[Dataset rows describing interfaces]
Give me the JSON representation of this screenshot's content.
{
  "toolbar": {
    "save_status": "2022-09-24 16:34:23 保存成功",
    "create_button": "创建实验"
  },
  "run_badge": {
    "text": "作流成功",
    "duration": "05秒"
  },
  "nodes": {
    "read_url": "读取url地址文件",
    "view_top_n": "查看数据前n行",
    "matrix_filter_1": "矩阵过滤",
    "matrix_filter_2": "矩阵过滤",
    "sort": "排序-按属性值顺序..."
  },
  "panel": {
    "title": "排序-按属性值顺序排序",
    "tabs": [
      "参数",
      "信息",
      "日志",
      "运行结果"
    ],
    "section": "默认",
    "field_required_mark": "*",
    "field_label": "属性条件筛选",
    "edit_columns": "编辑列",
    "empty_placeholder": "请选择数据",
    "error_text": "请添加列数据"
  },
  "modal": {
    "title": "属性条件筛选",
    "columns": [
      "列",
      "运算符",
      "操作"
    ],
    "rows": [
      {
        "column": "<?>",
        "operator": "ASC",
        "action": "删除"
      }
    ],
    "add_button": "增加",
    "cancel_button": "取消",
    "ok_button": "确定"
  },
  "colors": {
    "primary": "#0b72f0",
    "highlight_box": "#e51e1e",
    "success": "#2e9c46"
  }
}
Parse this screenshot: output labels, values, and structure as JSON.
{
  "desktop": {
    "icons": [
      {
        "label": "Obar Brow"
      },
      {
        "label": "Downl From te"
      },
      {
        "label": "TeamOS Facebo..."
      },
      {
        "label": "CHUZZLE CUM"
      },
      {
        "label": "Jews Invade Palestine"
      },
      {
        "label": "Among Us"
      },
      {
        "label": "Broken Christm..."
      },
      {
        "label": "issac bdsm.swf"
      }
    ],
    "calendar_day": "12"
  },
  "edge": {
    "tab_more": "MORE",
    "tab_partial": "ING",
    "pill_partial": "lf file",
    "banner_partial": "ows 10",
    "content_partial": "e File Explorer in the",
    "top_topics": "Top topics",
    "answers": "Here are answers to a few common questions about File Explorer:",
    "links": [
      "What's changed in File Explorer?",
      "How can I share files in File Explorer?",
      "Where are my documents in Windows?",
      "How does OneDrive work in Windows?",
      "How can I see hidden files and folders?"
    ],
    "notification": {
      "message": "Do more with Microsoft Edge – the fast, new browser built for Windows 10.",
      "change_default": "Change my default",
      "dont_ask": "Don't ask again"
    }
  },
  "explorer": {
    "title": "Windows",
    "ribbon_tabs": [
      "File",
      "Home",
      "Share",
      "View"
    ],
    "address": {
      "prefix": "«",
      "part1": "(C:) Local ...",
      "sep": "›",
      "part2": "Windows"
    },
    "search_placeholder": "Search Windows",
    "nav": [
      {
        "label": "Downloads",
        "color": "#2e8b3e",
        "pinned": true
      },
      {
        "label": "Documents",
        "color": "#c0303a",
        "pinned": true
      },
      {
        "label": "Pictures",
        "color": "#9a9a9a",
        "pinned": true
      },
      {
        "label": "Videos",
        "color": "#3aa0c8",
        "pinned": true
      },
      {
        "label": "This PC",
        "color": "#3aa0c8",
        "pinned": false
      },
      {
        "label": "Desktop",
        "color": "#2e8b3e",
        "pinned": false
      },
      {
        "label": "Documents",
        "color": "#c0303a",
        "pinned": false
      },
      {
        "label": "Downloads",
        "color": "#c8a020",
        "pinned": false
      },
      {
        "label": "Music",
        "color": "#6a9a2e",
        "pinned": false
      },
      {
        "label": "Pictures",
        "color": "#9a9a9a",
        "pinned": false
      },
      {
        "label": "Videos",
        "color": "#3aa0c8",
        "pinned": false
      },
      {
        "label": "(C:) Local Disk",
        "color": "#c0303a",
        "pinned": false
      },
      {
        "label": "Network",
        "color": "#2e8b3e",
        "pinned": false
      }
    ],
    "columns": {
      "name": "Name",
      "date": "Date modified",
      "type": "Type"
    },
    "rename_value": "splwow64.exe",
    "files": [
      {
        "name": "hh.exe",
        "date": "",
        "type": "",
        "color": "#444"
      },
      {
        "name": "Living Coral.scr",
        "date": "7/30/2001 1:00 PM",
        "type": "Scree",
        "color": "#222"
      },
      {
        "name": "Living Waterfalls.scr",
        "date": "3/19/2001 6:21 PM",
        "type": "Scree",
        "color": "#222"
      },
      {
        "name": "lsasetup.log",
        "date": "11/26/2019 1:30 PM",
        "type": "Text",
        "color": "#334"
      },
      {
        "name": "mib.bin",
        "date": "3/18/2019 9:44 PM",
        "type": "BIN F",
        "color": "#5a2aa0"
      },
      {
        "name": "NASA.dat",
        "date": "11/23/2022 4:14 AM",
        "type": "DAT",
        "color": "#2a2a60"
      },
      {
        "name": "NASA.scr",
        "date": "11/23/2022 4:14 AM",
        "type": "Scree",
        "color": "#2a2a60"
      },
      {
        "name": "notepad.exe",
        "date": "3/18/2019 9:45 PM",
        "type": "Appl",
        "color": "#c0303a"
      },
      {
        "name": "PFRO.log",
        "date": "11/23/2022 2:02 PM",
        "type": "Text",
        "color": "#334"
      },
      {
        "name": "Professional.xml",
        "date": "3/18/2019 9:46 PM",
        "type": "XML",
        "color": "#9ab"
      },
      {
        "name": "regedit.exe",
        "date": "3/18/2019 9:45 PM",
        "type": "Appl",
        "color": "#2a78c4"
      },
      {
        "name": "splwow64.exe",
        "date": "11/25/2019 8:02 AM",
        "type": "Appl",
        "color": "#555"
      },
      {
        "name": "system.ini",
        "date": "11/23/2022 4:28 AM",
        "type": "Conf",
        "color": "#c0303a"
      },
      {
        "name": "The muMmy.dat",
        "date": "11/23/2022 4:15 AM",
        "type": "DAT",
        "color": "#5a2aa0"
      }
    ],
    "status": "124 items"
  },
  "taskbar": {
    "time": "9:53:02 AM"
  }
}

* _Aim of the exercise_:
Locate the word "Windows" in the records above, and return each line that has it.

* _Result of this exercise_:
      "Where are my documents in Windows?",
      "How does OneDrive work in Windows?",
      "message": "Do more with Microsoft Edge – the fast, new browser built for Windows 10.",
    "title": "Windows",
      "part2": "Windows"
    "search_placeholder": "Search Windows",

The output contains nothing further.